'Buffy' Moves to UPN
by Vanessa Shibald
LOS ANGELES (Zap2it.com) - It's
official: "Buffy the
Vampire Slayer" is
moving to UPN. The
network closed a
44-episode deal for
the series late
Friday (April 20), according to 20th
Century Fox Television Presidents
Dana Walden and Gary Newman,
as well as UPN President and CEO
Dean Valentine. The series, created
and executive produced by Joss Whedon, will begin airing on
UPN's schedule in the fall.
"We are incredibly pleased to have 'Buffy, the Vampire
Slayer' on UPN, not just because it is one of the best shows
on the air and represents a new era in UPN's life and
direction, but more importantly because Joss Whedon is one
of the finest writers and producers in television," said
"Our main motivation for pursuing 'Buffy' so
aggressively was to be in business with Joss
and with 20th, one of the most successful
and professional studios in the industry, and
we're very pleased to have that opportunity."
Although the media considered UPN a longshot for the
series, Newman said the network was "passionate about the
series" and "invested in its long-term success."
The deciding factor, however, may have come down to dollars
and cents. According to media reports, 20th Century Fox
was seeking approximately $2.3-$2.4 million per episode for
the vampire drama, while The WB's last offer was $1.8 million
per show. A recent report said that UPN ponied up $2.3
million per episode.
In an interview earlier this week with "Buffy"
regular Nicholas Brendon, the actor told
Zap2it that UPN was first in line for the
"UPN is the front runner, cause apparently

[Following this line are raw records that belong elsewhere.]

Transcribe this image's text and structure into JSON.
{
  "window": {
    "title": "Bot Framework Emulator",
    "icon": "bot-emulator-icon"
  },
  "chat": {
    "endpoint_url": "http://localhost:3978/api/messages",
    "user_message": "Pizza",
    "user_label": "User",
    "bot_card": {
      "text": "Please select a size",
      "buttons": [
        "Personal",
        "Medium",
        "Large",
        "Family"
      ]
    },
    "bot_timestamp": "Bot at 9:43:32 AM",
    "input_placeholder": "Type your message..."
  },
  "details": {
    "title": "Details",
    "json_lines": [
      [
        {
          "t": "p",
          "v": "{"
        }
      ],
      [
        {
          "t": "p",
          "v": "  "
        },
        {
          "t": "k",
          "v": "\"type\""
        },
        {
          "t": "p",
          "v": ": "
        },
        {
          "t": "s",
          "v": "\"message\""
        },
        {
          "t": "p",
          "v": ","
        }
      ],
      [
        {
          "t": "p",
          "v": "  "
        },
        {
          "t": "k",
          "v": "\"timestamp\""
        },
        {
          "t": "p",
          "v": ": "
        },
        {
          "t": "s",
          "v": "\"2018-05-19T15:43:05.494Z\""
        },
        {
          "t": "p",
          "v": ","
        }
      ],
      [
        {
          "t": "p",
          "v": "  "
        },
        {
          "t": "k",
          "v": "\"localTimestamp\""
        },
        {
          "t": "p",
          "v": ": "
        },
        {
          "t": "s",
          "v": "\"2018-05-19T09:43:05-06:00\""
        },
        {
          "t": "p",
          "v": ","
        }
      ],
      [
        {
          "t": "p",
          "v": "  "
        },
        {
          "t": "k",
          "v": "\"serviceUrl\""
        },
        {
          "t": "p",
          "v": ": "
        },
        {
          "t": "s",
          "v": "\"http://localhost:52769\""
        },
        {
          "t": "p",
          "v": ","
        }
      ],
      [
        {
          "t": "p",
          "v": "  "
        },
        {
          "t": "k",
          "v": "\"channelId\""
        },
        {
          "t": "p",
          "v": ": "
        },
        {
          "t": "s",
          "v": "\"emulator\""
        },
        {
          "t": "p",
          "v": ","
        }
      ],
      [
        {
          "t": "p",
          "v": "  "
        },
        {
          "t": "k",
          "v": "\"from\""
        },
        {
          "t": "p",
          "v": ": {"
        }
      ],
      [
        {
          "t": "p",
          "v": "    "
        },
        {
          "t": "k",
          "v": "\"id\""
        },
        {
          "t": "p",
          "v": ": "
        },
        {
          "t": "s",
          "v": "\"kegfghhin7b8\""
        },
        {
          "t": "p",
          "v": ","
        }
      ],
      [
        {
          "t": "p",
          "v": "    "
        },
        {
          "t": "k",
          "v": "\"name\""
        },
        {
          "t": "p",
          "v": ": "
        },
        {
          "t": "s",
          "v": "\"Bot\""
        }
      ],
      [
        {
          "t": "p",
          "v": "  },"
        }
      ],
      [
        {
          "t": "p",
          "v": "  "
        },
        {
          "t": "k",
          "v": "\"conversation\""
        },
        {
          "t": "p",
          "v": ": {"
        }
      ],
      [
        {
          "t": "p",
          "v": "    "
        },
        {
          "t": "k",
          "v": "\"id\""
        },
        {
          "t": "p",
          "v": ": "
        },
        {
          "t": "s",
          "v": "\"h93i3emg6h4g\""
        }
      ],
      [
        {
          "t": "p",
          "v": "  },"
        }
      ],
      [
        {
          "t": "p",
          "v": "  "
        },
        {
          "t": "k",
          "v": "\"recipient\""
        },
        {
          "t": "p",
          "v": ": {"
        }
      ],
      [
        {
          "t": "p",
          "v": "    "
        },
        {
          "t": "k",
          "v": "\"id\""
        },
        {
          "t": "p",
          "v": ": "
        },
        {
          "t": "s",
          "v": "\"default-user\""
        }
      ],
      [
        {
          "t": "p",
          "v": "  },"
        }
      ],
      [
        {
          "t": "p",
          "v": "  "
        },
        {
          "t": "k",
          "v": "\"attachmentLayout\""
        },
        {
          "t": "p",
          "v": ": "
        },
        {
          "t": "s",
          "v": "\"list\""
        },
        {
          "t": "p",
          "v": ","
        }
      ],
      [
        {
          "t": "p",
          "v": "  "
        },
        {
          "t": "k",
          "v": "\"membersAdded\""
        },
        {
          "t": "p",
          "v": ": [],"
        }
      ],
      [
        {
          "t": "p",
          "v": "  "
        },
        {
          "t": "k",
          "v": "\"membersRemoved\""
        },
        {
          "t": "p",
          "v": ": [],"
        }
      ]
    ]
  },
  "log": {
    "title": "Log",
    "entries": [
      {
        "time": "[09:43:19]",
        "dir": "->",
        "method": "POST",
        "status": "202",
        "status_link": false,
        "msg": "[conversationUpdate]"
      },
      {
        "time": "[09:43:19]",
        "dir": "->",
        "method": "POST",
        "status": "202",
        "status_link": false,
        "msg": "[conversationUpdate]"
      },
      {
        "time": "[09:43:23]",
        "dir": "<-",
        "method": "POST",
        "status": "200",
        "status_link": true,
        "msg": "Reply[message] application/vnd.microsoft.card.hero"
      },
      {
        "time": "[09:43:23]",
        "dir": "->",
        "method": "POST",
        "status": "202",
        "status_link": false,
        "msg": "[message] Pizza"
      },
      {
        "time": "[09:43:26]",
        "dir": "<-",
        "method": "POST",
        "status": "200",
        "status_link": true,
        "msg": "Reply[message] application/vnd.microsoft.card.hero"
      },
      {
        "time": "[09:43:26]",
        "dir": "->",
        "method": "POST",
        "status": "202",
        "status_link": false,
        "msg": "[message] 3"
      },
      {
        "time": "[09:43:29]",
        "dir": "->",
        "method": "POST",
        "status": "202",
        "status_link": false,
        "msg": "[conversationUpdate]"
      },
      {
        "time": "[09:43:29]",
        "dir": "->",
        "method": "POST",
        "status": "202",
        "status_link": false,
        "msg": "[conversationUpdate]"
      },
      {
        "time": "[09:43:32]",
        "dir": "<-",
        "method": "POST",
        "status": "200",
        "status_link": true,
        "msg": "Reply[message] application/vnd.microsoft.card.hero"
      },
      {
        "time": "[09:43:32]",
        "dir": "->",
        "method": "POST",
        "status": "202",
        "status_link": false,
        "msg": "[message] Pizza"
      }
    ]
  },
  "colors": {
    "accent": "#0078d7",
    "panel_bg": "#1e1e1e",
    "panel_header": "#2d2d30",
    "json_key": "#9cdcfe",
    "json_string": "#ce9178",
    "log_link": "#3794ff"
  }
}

money talks," he said.
Asked if the move would affect the show, Brendon said he
didn't think it would.
"We would still be shooting the show in the same place; we'd
have more money to work with."
In a statement to the press, Newman says that one of the
reasons behind the deal was UPN's "aggressive offer that will
allow Joss Whedon to produce the show the way we believe
he's earned the right to after five years of incredible work."
On the other hand, the 20th Century president stressed
creative differences between The WB and the studio.
"Creatively, we've had a great partnership with The WB on
'Buffy, the Vampire Slayer' over the past five years and we
are grateful for their contributions to making this show a hit.
Unfortunately, The WB did not share our vision or passion for
the show's future, and quite simply UPN did," said Walden.
Brendon also revealed that, due the network's uncertainty
about the future location of the 20th Century Fox show, both
"Buffy" and spin-off "Angel" did not participate in The WB's
yearly Faces promotional campaign.
"Buffy the Vampire Slayer" premiered on March 10, 1997 to
widespread critical acclaim and immediately established
itself as The WB's first breakout hit. The series has
consistently ranked as one of the network's top shows as
well as its No. 1 show among key male demographics.
The series has earned nine Emmy nominations, including a
2000 nomination for Joss Whedon for Outstanding Writing in
a Dramatic Series for the acclaimed "Hush" episode.